I was hitchhiking through West Africa with my future, now ex, wife, when I came down with hepatitis. That knocked the wind out of my sails enough to return to California to see my folks, after seven years abroad.
Happily, I recovered within a few months, but sadly, my girl friend and I broke up and she returned to her home in Sweden. (photo; reunion in sweden, reconnection)
Out of that breakup arose a real yearning to feel a deeper level of compassion. Why did this sudden hunger for compassion sweep over me? Realistically I was no different from other less compassionate males my age. Surely, my breakup and this quest for compassion were not a coincidence.
A key source of human happiness is the sense of connection to something beyond oneself, and my breakup disconnected me big time. Compassion is essentially the experience of being connected. I assume that my cry for compassion was actually a cry for connection.
Circumstances changed and my cry for compassion eased up considerably. As it turned out, we married and spent seven years working on the marriage. In other words, helping each other grow up. Our final breakup and divorce was painful enough to awaken enough compassion and connection within me to persevere.
As the years passed, the compassion and sense of connection I sought deepened. Interestingly, back when I desired compassion, I had no idea that it would be as painful as it is. Feeling compassion involves feeling connected to both the joys and the sorrows of all life everywhere, and honestly, the sorrow is harder to deal with than the joys, i.e., we instinctively want to avoid pain. Simply put, life is work. See Buddha’s First Noble Truth and Tools of Taoist Thought: Correlations.
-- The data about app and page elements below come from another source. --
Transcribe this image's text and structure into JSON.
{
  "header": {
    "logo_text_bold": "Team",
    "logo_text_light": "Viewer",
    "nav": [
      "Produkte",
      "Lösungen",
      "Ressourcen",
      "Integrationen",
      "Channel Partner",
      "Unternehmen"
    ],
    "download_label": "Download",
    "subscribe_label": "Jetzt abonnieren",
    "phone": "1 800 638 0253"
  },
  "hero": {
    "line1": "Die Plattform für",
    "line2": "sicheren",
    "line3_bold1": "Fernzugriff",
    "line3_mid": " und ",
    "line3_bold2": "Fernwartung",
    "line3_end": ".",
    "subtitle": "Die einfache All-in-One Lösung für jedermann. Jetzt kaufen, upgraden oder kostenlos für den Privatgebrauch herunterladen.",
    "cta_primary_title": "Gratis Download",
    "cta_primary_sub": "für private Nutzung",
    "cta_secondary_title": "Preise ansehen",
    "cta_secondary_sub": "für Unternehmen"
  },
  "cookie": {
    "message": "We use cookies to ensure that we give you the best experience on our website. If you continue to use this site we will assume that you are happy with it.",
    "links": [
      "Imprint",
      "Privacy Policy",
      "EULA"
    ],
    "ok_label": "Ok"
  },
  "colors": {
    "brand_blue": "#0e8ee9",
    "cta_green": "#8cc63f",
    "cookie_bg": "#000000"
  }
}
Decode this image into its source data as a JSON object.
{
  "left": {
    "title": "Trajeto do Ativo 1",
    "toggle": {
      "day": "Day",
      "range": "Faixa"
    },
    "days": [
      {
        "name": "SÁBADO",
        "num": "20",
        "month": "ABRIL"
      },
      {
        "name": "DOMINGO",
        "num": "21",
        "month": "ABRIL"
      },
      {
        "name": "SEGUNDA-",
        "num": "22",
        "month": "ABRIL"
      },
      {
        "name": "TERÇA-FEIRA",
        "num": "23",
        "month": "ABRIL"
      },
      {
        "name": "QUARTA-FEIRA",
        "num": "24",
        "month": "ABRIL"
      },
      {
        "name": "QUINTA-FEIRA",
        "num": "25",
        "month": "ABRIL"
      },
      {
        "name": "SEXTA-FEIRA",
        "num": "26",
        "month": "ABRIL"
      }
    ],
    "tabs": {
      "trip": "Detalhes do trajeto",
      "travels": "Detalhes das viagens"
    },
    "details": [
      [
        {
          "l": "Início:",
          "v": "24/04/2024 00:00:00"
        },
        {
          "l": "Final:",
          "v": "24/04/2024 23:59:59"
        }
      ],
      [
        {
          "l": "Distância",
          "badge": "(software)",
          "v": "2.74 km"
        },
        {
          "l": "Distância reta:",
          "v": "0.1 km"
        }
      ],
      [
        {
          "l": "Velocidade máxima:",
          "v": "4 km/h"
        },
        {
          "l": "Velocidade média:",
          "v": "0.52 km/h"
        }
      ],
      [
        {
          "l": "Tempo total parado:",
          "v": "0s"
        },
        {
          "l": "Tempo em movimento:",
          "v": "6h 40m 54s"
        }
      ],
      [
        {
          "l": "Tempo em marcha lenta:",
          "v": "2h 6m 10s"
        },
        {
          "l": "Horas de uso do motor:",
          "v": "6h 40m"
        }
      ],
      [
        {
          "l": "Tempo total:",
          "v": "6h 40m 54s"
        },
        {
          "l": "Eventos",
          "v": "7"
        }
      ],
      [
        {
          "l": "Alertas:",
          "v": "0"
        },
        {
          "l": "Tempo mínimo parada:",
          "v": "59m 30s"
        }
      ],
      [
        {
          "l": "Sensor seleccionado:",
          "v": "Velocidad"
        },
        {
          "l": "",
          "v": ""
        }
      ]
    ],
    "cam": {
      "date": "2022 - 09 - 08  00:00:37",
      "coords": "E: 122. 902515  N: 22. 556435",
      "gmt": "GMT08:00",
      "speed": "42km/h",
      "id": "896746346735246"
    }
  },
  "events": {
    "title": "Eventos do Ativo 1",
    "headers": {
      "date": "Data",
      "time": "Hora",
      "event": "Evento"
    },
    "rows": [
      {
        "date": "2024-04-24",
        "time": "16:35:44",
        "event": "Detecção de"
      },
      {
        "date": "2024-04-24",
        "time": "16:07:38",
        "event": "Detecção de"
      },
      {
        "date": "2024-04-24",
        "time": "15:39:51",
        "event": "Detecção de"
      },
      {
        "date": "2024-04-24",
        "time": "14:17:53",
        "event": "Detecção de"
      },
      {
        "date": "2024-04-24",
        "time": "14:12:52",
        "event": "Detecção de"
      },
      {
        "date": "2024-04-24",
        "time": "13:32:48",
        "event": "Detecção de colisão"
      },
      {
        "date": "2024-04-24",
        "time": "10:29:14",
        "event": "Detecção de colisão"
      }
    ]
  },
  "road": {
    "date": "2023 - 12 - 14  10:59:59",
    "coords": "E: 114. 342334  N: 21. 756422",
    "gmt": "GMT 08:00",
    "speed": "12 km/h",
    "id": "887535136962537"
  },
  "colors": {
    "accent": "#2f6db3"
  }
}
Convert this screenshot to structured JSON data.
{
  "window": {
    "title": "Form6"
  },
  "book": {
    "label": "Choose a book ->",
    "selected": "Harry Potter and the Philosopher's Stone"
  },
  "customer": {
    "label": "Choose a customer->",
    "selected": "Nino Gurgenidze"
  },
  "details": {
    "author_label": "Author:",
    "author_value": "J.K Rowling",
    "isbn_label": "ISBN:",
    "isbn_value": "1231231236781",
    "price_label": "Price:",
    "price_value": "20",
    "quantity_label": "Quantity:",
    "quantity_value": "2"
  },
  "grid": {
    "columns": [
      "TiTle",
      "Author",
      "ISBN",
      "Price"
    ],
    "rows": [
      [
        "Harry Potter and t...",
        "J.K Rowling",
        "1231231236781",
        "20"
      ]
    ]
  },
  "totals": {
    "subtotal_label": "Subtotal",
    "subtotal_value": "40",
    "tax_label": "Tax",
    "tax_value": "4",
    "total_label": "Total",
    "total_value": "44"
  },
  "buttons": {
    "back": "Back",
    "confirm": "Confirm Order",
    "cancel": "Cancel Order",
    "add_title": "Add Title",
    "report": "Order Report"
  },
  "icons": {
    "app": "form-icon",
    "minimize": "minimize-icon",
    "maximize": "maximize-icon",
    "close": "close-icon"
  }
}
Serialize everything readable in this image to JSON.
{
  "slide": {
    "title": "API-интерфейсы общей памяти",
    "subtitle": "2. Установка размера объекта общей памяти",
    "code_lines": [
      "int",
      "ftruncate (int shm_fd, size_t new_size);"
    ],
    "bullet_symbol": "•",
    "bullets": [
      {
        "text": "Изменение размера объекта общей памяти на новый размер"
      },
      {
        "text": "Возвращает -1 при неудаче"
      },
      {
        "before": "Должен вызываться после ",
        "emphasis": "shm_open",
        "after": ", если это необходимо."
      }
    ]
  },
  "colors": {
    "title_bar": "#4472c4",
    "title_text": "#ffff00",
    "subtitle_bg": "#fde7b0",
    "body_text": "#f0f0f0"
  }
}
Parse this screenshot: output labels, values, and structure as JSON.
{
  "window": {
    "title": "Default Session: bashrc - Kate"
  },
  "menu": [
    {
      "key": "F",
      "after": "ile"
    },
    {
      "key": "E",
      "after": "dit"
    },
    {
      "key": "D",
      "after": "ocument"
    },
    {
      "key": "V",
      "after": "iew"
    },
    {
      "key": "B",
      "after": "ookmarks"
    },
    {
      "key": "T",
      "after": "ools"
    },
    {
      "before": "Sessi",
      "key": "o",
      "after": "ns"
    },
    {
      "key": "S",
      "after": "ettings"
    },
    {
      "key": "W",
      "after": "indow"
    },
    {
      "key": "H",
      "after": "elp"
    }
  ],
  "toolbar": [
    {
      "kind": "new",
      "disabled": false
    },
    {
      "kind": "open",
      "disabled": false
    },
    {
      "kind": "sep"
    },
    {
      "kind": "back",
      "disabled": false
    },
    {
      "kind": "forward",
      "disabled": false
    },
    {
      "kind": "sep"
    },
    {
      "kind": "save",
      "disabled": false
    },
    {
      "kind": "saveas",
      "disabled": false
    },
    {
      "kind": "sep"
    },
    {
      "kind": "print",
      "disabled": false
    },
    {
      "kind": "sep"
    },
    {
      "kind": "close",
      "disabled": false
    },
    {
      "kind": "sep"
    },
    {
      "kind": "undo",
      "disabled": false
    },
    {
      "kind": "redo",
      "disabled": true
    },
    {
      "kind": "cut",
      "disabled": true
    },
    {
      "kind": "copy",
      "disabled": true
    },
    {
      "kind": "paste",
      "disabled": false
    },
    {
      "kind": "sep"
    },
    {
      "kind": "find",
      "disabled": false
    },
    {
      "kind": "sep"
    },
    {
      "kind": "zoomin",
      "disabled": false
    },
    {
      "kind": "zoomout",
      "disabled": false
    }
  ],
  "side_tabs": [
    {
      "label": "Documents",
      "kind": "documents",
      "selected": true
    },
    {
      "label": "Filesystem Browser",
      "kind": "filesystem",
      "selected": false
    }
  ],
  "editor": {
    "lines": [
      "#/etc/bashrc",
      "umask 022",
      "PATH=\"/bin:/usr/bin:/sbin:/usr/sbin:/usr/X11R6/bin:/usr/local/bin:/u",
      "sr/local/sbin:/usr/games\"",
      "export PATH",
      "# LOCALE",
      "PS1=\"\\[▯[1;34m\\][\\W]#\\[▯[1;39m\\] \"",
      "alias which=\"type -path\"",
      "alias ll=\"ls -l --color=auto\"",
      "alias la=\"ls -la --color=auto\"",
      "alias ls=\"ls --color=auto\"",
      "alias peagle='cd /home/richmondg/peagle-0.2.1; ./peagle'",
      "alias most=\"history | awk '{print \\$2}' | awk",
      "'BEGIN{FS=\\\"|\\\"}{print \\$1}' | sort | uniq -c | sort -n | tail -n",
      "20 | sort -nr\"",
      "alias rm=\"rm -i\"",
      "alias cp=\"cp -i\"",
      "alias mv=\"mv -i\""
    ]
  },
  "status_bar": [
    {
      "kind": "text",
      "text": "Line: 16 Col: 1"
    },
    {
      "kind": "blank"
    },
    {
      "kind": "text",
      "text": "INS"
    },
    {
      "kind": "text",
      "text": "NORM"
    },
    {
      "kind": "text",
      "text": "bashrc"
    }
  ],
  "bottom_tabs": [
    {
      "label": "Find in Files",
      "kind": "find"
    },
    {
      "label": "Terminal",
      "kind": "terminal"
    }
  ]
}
There’s no yin without a yang. Everything comes with a price. Compassion is no different. Even so, I’d not give up the compassion to escape the added sorrow. Why? As I said, the more compassion I experience, the more connected to all life I feel. That fully outweighs the sorrow. Also fortunate, compassion continues to deepen over time. As chapter 51 notes, Circumstances bring us to maturity… And our maturity is the key to how impartial, connected, and compassionate we can truly feel.